AMP Technical Strategy Manager John Perri said the government’s super early release scheme was still providing critical assistance to thousands of Australians but it was clear that others who had the capacity to make additional super contributions were considering doing so ahead of the end of the financial year.
“Not everyone has the funds to contribute more to super at the moment, but it’s encouraging to see more Australians turning their minds to rebuilding their superannuation and retirement balances,” Mr Perri said.
“Recently introduced changes, such as the relaxation of the rules on concessional contributions, are encouraging people to make additional contributions where they can.”
Following changes to the rules in 2018, this is the first full financial year where individuals with total super balances under $500,000 (as at 30 June 2019) are permitted to use their unused concessional contribution allowance from the previous financial year.
“This means someone could potentially contribute as much as $50,000 this financial year,” Mr Perri said.
“The relaxation of the rules is especially helpful for those nearing retirement who haven’t been able to make contributions their full working life, such as women who’ve had interrupted careers, as they now may have a greater capacity to make ‘catch-up’ contributions at the concessional tax rate of 15 per cent.”

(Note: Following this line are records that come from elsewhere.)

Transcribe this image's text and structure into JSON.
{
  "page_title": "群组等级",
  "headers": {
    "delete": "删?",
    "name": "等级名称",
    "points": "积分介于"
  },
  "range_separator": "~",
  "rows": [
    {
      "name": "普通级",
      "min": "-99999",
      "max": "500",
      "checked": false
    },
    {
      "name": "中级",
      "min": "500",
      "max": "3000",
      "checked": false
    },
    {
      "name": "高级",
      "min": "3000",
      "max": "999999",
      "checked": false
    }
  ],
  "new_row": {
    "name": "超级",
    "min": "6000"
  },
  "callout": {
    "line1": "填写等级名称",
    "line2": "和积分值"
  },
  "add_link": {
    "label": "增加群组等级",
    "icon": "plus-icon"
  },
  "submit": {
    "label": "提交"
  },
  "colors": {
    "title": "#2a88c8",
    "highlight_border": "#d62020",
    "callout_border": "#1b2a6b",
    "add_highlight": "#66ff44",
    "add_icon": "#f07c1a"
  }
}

Mr Perri said there were additional changes yet to be passed by Parliament but due to take effect on 1 July 2020 that would also assist older working Australians looking to rebuild their super.
The new legislation enhances a measure recently introduced that increases the age up to which super contributions can be made without having to meet a work test from 65 to 67.
“This change recognises that many of us may have to work longer to have adequate savings for our retirement,” Mr Perri said. “Extending the work test age to 67 will allow more individuals aged 65 and 66 to top up their super without having to meet the work test, if they are financially capable of doing so. For some this is important after the impacts of COVID-19 on incomes and investments.”
Top client issues dealt with by advisers in May 2020
- Concessional Super Contributions
- Non-Concessional Super Contributions
- Dealing with a Death Benefit
- Concession Cards
- Early Release of Super
 Based on calls to TAPIN by advisers